Impact on intellect

Judge the ability of the speaker to achieve a perceived purpose with logical and sequential theme development, based on consideration of:

  1. Material – Scope, accuracy, clarity, relevance, logic and adequacy.
  2. Arrangement – Introduction, body, conclusion and general construction.
  3. Progression – Cohesion, timing, logic, development, evidence of research and preparation. Language – Words, sentences, phrases, grammar, word pictures and figures of speech.
  4. Appeal – Imagination, originality, wit, illustrations and highlights.

 

Impact on emotions

Judge the ability of the speaker to affect the audience with the presentation of the material, based on consideration of:

  1. Visual impact – Appearance, stance, gesture, notes, use of eyes, visual aids.
  2. Vocal impact – Quality, clarity, variety, volume, pitch, pause, pace and pronunciation.
  3. Empathy – Contact, understanding, acceptance and audience involvement.
  4. Mood – Feeling, emphasis, enthusiasm, sincerity and speaker involvement.
  5. Appeal – Credible, entertaining, memorable, motivating and convincing.

 

Click here to download or view a PDF of Rostrum WA’s Competitive adjudication scoring sheet.

Guidelines For Debating

Based on guidelines produced by Freeman David Carlson

1. Topics

A good debating topic is one which is easily debated in both the positive and in the negative. For example:

“That incentive payments are the best means of ensuring peace in industry.” “That euthanasia should be made legal”.”

2. Preparing the Case

Techniques of preparation of the case:
Analyse the question: What does it really mean?
Master the subject – research/knowledge/understanding.
Arrangement of the subject – planning of the attack.
Investigate contra arguments – be prepared for what your opponents might say. Teamwork is a vital element of debating

3. Presentation

Define terms – vital – often the key.
Outline teamwork.
Logical application.
Balance and perspective – concentrate on the main issues. Combative elements – need for rebuttal.

Summing up – the essential conclusion.

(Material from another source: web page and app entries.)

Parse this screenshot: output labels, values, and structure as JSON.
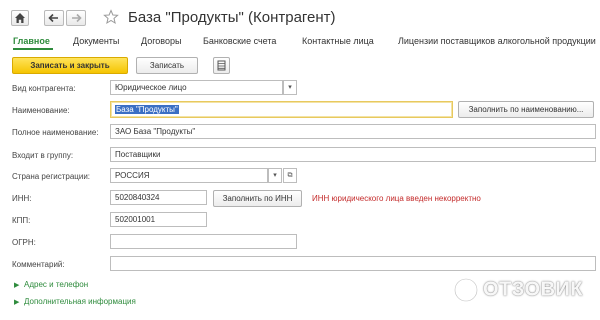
{
  "header": {
    "title": "База \"Продукты\" (Контрагент)"
  },
  "tabs": [
    {
      "label": "Главное"
    },
    {
      "label": "Документы"
    },
    {
      "label": "Договоры"
    },
    {
      "label": "Банковские счета"
    },
    {
      "label": "Контактные лица"
    },
    {
      "label": "Лицензии поставщиков алкогольной продукции"
    }
  ],
  "toolbar": {
    "save_close_label": "Записать и закрыть",
    "save_label": "Записать"
  },
  "form": {
    "kind": {
      "label": "Вид контрагента:",
      "value": "Юридическое лицо"
    },
    "name": {
      "label": "Наименование:",
      "value": "База \"Продукты\""
    },
    "fill_by_name_label": "Заполнить по наименованию...",
    "full_name": {
      "label": "Полное наименование:",
      "value": "ЗАО База \"Продукты\""
    },
    "group": {
      "label": "Входит в группу:",
      "value": "Поставщики"
    },
    "country": {
      "label": "Страна регистрации:",
      "value": "РОССИЯ"
    },
    "inn": {
      "label": "ИНН:",
      "value": "5020840324"
    },
    "fill_by_inn_label": "Заполнить по ИНН",
    "inn_error": "ИНН юридического лица введен некорректно",
    "kpp": {
      "label": "КПП:",
      "value": "502001001"
    },
    "ogrn": {
      "label": "ОГРН:",
      "value": ""
    },
    "comment": {
      "label": "Комментарий:",
      "value": ""
    }
  },
  "groups": [
    {
      "label": "Адрес и телефон"
    },
    {
      "label": "Дополнительная информация"
    }
  ],
  "watermark": "ОТЗОВИК",
  "icons": [
    "home-icon",
    "back-arrow-icon",
    "forward-arrow-icon",
    "star-icon",
    "table-icon",
    "chevron-down-icon",
    "link-icon",
    "chevron-right-icon"
  ]
}
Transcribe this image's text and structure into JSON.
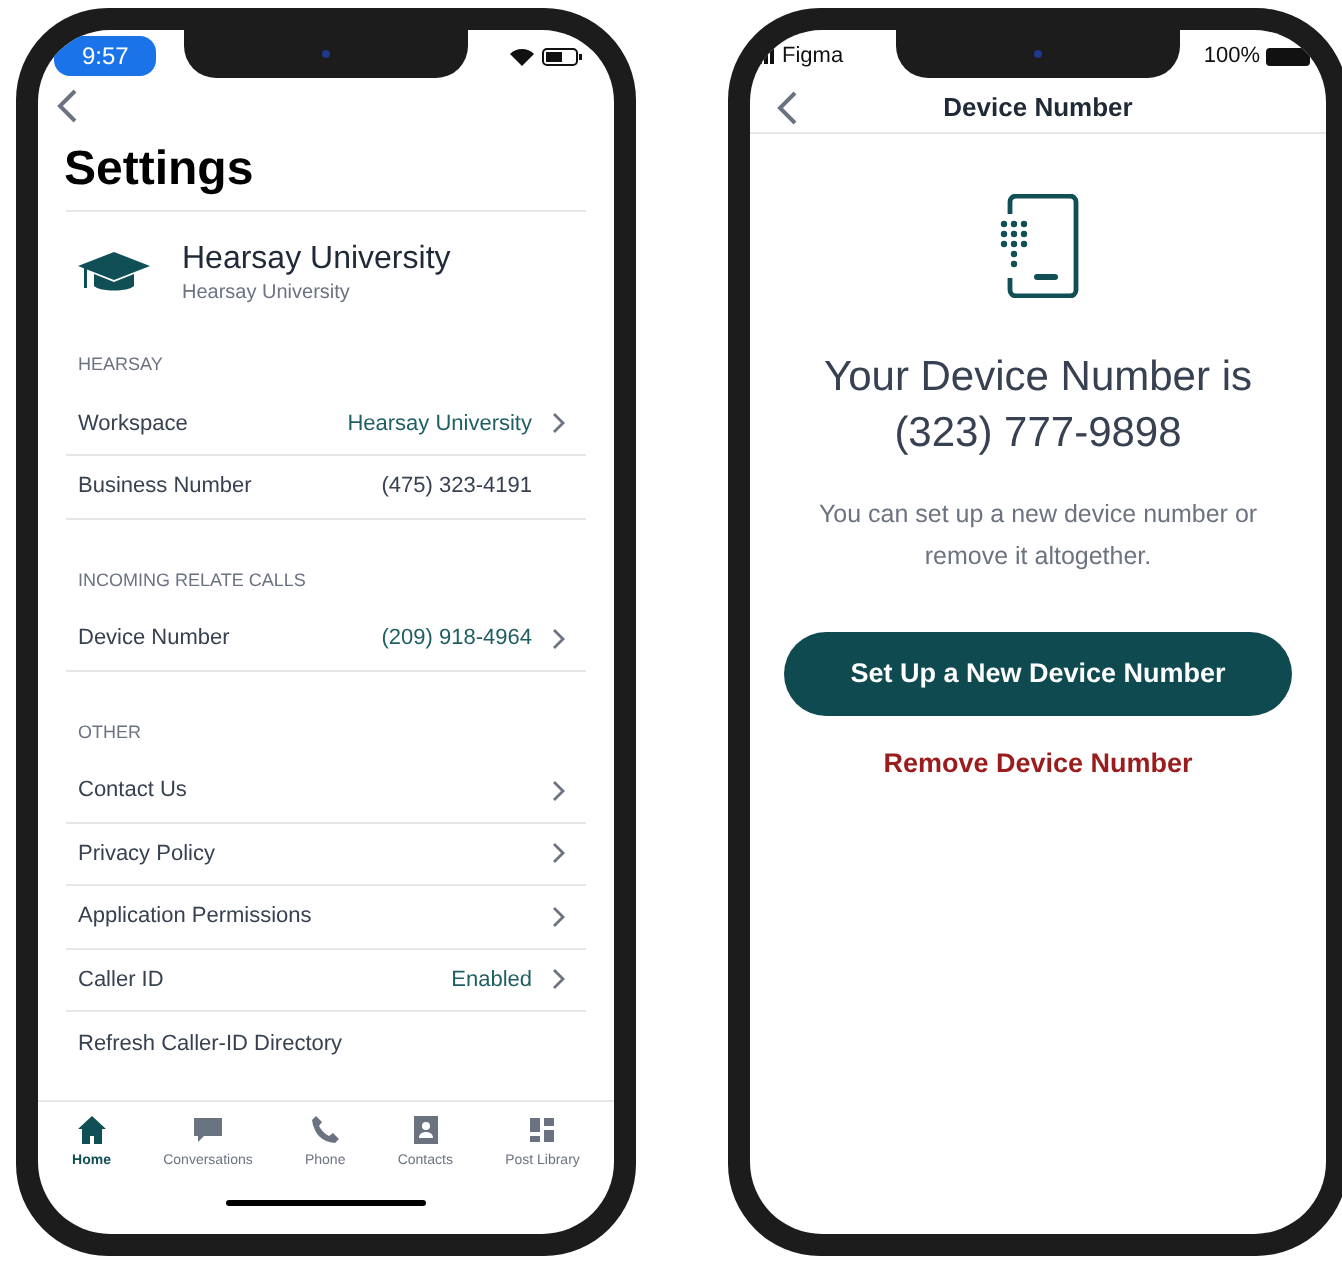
{
  "settings_screen": {
    "status_bar": {
      "time": "9:57"
    },
    "title": "Settings",
    "account": {
      "name": "Hearsay University",
      "subtitle": "Hearsay University"
    },
    "sections": [
      {
        "header": "HEARSAY",
        "rows": [
          {
            "label": "Workspace",
            "value": "Hearsay University",
            "accent": true,
            "chevron": true
          },
          {
            "label": "Business Number",
            "value": "(475) 323-4191",
            "accent": false,
            "chevron": false
          }
        ]
      },
      {
        "header": "INCOMING RELATE CALLS",
        "rows": [
          {
            "label": "Device Number",
            "value": "(209) 918-4964",
            "accent": true,
            "chevron": true
          }
        ]
      },
      {
        "header": "OTHER",
        "rows": [
          {
            "label": "Contact Us",
            "chevron": true
          },
          {
            "label": "Privacy Policy",
            "chevron": true
          },
          {
            "label": "Application Permissions",
            "chevron": true
          },
          {
            "label": "Caller ID",
            "value": "Enabled",
            "accent": true,
            "chevron": true
          },
          {
            "label": "Refresh Caller-ID Directory",
            "chevron": false
          }
        ]
      }
    ],
    "tab_bar": [
      {
        "kind": "home",
        "label": "Home",
        "selected": true
      },
      {
        "kind": "chat",
        "label": "Conversations",
        "selected": false
      },
      {
        "kind": "phone",
        "label": "Phone",
        "selected": false
      },
      {
        "kind": "contacts",
        "label": "Contacts",
        "selected": false
      },
      {
        "kind": "library",
        "label": "Post Library",
        "selected": false
      }
    ]
  },
  "device_screen": {
    "status_bar": {
      "carrier": "Figma",
      "battery": "100%"
    },
    "title": "Device Number",
    "heading": "Your Device Number is",
    "number": "(323) 777-9898",
    "description": "You can set up a new device number or remove it altogether.",
    "primary_button": "Set Up a New Device Number",
    "secondary_button": "Remove Device Number"
  }
}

4. Duties of the speakers

4.1 Speaker 1 – Affirmative

Opens the team’s argument.
Announces what each speaker will contribute to the team effort. Defines the terms.
Presents his/her part of the team’s case.

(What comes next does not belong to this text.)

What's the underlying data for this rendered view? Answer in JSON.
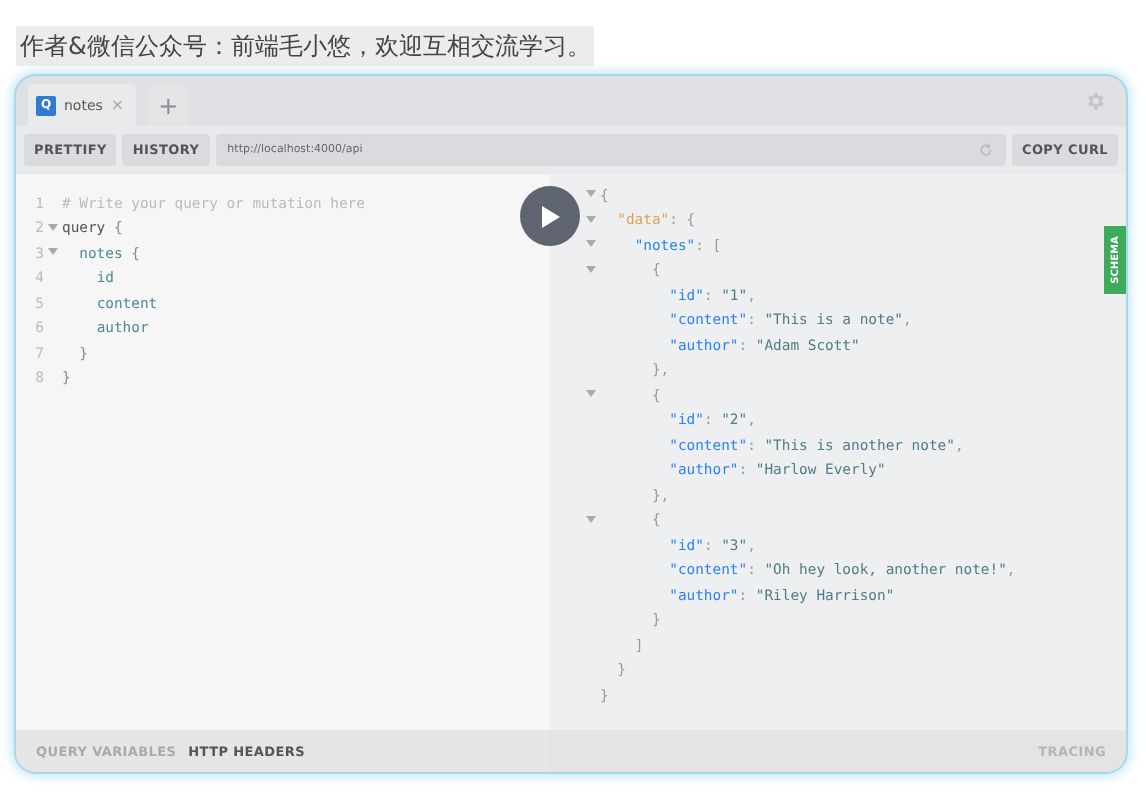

4.2 Speaker 1 – Negative

Opens the team’s argument.
Announces what each speaker will contribute to the team effort. Attacks the Affirmative definitions and attempts to adjust them to his/her team’s advantage.
Presents some rebuttal of affirmative speaker 1’s material Presents his/her part of the team’s case.

4.3 Speaker 2 – Affirmative

Presents some rebuttal of affirmative speaker 1’s material. Presents his/her part of the team’s argument. This should be the body of the team’s effort.

4.4 Speaker 2 – Negative

Presents some rebuttal of affirmative speaker 2’s material Presents his/her part of the team’s argument. This should be the body of the team’s effort.

4.5 Speaker 3 – Affirmative

Presents a comprehensive rebuttal of negative team’s argument.
Sums up the affirmative team’s case and summarises it with a strong peroration.

4.6 Speaker 3 – Negative

Presents a comprehensive rebuttal of affirmative team’s argument. New material is not introduced.
Sums up the negative team’s case and summarises it with a strong peroration.

5. Method of Adjudication

Analysis of each speaker’s performance is based on scoring for three areas of their speech that they delivered over the course the debate.

5.1 Matter

Substantial argument, reinforced by examples and illustrations.

5.2 Manner

Vocal sound (volume, clarity, variety, audience contact), appearance (stance, facial expression), gesture and use of notes.

5.3 Method

Architecture of a speech and of the team case – teamwork is a vital element.

5.4 Scoring matrix

 

Click here to download or view a PDF of Rostrum WA’s Guidelines for debating.

Model for competition speeches

Click here to download or view a PDF of a table by Joanne Turbett setting out the three elements of a framework preparing, composing &  presenting a competitive speech.